Watching college hoops during March Madness is an adrenaline rush for all that love sports, basketball or just a good contest by opposing forces. The other day I was watching Purdue get throttled by Texas Tech when my son, who is not athletically inclined nor has interest in anything involving a ball, started yelling, "Call timeout! Call timeout!" I did a double-take and, after a timeout was called, I asked my son, “What's up with you yelling, ‘Call timeout!’? I didn’t think you even liked basketball!” He said that he could take or leave basketball but the reason why he was yelling for a timeout was that the pace was getting out of hand for Purdue. He said that Purdue needed to slow the game down and reframe their heads. Wow, my 16-year-old son said that? (This is the son that can drive the wheels off a race car but throws a baseball like a newborn baby calf.)
I found it fascinating that a non-interested teenager watched an intense basketball game long enough to pick-up on when a situation was being outpaced by the losing players’ mental game. Like in sports, the same thing happens in sales. Has it ever happened to you that your prospect begins to out-pace you, or, worse yet, your “head and all the spinning thoughts” begin to outpace the reality of the encounter? It happens!
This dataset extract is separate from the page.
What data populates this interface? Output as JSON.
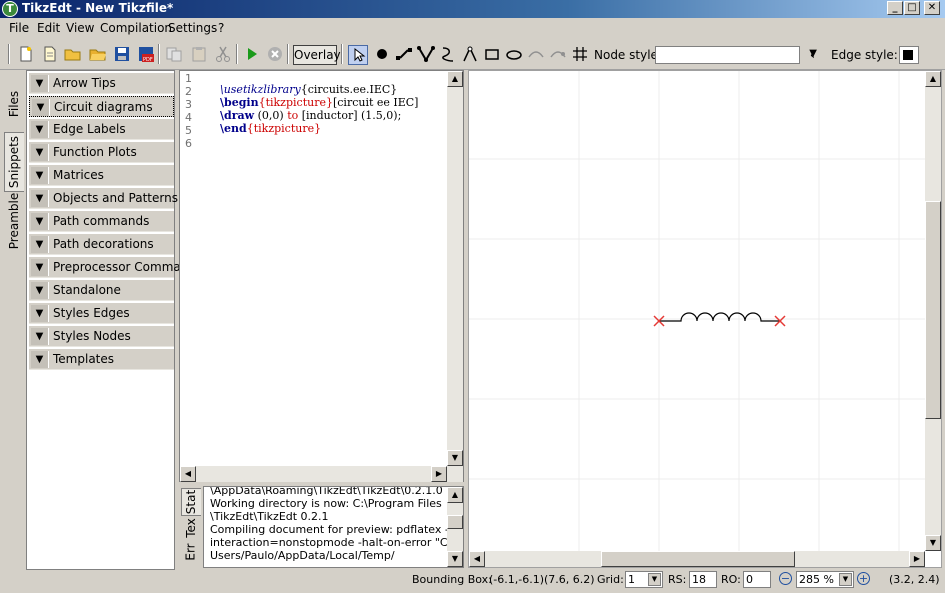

Funny thing - you want to know what I do when my reality begins to run faster than what “is”? I make a “T” with my hands and call a timeout. That’s right, I call an audible and say, “timeout!” Just that saying allows me to mentally catch up and distance myself from my out of control thinking and it gets me back into the moment. As for the prospect, I just tell them that what they just said or the question they just asked was insightful but to please give me a few seconds to ponder that and get caught up. Don’t worry about the exact words to say after you call a timeout because it doesn’t matter. That split second interruption helped, as my son would say, “to slow the game down to reframe your head!” Not bad for a 16-year-old!